Brief -> Among the entries below, find all lines that include "ogni" and copy them.

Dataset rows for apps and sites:
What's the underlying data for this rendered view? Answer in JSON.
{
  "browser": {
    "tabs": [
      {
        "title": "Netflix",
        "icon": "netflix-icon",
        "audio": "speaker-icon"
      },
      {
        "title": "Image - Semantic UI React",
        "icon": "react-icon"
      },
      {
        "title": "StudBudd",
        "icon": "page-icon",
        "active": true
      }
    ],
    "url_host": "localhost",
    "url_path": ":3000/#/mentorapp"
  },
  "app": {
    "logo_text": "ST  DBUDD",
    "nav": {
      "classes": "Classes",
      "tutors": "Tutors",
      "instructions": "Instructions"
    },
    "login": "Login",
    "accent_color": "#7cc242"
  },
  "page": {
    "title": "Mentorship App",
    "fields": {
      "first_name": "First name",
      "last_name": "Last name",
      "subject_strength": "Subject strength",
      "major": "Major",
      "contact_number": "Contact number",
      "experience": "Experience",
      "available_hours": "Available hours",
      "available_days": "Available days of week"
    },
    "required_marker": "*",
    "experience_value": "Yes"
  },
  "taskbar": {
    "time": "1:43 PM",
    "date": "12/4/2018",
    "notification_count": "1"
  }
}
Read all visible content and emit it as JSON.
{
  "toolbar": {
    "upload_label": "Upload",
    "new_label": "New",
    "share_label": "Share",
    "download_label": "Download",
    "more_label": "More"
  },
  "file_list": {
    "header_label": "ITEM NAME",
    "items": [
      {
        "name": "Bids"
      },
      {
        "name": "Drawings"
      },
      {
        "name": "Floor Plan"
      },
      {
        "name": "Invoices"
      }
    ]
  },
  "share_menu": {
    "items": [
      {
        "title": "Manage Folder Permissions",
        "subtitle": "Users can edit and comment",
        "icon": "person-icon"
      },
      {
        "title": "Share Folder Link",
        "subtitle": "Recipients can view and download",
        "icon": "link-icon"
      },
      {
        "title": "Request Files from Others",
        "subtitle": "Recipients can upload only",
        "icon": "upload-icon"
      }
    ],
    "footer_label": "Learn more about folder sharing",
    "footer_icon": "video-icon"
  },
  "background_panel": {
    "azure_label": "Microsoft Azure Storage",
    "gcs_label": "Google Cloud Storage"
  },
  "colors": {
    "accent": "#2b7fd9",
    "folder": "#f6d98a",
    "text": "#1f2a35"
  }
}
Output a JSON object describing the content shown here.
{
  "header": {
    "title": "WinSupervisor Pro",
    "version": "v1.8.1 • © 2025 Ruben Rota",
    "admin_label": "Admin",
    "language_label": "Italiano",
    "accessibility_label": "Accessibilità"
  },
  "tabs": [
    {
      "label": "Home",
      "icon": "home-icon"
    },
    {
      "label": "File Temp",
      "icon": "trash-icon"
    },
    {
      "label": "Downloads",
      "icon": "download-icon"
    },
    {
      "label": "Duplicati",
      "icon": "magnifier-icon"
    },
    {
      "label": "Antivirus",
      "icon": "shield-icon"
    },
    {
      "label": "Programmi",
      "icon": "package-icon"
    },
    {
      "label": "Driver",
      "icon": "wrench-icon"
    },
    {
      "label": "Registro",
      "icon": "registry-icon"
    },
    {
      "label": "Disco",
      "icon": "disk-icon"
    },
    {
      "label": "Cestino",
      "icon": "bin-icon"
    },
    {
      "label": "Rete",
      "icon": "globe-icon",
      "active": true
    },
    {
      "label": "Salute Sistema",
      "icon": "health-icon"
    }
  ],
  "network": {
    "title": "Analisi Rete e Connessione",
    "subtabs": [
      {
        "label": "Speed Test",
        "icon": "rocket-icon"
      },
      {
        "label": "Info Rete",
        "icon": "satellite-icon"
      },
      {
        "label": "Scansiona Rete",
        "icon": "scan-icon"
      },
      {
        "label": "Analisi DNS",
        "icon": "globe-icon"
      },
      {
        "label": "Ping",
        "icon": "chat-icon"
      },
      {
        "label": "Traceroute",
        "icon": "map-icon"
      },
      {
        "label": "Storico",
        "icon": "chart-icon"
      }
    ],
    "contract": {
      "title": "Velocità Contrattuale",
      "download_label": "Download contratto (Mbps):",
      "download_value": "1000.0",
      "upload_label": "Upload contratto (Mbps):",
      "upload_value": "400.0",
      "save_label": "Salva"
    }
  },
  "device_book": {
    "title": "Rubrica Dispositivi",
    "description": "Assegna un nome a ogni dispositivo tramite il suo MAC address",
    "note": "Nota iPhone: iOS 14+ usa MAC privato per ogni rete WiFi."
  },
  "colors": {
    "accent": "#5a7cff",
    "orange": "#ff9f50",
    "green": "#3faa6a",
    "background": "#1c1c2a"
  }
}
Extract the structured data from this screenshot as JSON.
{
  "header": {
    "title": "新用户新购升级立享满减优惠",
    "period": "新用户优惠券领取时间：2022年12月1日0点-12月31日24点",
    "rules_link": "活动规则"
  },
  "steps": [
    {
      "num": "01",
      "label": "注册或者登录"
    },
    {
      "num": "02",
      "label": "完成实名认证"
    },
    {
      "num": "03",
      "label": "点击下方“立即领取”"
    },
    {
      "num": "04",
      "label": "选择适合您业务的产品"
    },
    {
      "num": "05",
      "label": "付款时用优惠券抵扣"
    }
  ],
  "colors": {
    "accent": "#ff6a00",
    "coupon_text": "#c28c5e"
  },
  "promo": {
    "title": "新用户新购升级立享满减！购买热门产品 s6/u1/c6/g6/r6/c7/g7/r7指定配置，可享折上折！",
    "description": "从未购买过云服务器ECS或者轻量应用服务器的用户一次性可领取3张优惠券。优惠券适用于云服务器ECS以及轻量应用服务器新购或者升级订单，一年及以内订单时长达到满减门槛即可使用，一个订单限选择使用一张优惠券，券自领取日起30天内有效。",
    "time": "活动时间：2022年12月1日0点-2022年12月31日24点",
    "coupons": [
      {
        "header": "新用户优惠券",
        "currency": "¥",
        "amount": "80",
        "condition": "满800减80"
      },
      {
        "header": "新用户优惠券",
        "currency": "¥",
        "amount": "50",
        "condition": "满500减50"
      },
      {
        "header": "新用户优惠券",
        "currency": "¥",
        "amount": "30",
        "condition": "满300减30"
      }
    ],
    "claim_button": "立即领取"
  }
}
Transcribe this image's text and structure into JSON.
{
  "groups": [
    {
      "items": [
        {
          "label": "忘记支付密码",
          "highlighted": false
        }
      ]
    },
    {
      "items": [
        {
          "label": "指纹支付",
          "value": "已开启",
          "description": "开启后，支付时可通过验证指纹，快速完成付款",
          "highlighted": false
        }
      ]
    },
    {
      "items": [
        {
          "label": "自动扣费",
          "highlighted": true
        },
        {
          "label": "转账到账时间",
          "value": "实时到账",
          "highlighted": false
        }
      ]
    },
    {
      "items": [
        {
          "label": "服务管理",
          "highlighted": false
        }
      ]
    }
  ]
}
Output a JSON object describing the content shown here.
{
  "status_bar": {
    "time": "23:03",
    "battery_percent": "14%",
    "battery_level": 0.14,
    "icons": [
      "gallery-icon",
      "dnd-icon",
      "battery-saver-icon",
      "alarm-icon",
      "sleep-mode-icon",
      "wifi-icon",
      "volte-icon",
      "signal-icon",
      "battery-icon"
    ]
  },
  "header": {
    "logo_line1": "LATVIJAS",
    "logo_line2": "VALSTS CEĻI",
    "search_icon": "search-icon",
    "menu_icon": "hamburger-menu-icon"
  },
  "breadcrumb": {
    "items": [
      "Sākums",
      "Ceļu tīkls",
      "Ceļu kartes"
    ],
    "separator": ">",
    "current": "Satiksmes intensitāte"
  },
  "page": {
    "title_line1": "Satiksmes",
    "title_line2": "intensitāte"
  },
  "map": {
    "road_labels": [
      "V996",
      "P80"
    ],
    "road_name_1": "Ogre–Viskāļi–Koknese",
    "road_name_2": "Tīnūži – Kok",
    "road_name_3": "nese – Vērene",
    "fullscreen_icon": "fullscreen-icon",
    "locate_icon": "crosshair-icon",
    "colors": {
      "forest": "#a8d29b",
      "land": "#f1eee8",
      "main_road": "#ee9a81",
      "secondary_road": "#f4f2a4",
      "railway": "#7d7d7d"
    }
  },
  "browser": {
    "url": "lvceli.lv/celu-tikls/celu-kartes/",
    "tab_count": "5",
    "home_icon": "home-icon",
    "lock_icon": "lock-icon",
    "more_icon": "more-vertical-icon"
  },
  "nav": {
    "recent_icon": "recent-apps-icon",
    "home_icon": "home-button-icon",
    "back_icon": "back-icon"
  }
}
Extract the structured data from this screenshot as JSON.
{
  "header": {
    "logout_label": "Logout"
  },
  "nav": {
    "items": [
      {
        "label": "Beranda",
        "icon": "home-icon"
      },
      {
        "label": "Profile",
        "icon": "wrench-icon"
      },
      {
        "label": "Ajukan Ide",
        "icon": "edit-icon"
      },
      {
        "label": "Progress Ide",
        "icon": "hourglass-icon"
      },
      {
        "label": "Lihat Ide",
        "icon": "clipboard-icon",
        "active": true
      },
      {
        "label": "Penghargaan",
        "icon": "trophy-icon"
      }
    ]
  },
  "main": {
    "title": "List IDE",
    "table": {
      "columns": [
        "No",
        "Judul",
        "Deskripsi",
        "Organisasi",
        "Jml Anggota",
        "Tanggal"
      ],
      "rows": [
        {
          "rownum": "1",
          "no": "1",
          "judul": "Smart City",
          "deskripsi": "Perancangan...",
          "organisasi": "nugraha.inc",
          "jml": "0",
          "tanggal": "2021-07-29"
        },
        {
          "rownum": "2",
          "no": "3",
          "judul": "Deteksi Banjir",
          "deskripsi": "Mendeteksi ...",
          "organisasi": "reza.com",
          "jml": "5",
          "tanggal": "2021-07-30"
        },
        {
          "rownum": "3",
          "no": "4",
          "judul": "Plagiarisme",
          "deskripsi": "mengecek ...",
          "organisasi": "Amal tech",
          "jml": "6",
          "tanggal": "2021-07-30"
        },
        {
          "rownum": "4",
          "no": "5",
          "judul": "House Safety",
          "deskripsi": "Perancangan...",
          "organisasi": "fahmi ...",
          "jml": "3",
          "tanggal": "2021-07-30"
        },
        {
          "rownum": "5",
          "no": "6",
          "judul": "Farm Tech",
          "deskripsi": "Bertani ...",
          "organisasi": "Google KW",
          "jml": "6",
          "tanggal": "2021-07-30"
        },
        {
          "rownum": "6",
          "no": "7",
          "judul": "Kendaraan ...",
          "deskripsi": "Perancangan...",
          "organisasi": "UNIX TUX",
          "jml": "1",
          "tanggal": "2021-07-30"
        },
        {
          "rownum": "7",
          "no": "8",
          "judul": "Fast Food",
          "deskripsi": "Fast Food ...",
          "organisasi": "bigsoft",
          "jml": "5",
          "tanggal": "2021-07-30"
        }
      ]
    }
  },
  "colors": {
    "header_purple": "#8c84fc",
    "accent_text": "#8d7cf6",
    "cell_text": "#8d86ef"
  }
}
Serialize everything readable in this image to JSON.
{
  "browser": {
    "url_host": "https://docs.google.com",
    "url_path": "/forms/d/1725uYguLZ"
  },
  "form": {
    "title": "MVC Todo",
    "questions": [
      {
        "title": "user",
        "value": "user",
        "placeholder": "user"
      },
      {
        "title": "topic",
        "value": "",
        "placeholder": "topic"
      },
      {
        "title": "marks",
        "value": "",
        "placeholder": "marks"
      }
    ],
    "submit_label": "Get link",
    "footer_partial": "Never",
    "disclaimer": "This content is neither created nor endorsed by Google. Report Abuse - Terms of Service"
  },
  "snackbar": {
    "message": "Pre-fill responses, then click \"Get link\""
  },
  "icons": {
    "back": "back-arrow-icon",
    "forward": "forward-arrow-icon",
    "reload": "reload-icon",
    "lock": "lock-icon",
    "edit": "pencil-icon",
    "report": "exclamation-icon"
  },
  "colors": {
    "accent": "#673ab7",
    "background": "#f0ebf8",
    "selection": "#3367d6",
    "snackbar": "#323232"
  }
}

Response ->
    "description": "Assegna un nome a ogni dispositivo tramite il suo MAC address",
    "note": "Nota iPhone: iOS 14+ usa MAC privato per ogni rete WiFi."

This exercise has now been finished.